For example, a person who is abused by a spouse or relative may apply ex parte for a court injunction ordering the alleged perpetrator to stay away from him. Ex parte legal proceedings are also used to stop irreparable property damage. For example, if two neighbors, Reggie and Veronica, disagree on the ownership of the tree and Reggie wants to cut down the tree while Veronica wants to save it, Veronica can request a one-page hearing before a judge. At the hearing, she will ask the judge for an injunction that will prevent Reggie from cutting down the tree. She will have to show the judge that she did not have a reasonable opportunity to formally inform Reggie of the hearing and that she could win the case. The court will then assess the potential difficulties for Reggie and Veronica by considering whether Veronica`s request should be granted. The term has also been traditionally used in the legends of petitions for the writ of habeas corpus, which have been called “Ex parte Doe” (and still are in some jurisdictions), With Doe being the name of the petitioner who was allegedly wrongfully detained. However, as the Supreme Court`s description of nineteenth-century practice in Ex parte Milligan shows, such proceedings were not ex parte in a meaningful sense. The detainee`s unilateral request simply sought an order requiring the detaining person to appear in court to justify his detention; No order requiring the release of a prisoner could be issued until the prison guard had had the opportunity to challenge the prisoner`s claims at a hearing on the merits. In legal ethics, ex parte refers to inappropriate contact with a party or judge. Ethical rules generally prohibit a lawyer from contacting the judge or the other party without the other party`s lawyer also being present. A violation of these rules is called abusive ex parte contact.

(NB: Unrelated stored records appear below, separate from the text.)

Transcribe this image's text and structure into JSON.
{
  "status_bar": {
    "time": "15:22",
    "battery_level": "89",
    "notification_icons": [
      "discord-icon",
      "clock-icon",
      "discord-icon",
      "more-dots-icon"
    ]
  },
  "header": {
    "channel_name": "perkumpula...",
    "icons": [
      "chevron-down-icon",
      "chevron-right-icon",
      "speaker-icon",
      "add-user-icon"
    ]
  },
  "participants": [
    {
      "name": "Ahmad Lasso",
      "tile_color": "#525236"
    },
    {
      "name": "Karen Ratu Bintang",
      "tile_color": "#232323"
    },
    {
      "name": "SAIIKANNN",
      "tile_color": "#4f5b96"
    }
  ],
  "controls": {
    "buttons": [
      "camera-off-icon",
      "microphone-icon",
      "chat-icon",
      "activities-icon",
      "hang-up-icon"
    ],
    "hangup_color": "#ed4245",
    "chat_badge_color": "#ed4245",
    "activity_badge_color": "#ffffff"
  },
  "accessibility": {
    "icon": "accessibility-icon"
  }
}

In addition, judges sometimes issue injunctions ex parte (i.e. on the basis of one party`s request, without consulting the other party) when time is limited or it would obviously not be useful to hear the other party to the dispute. For example, if a woman alleges domestic violence, a court can immediately issue a unilateral order requiring her husband to stay away. .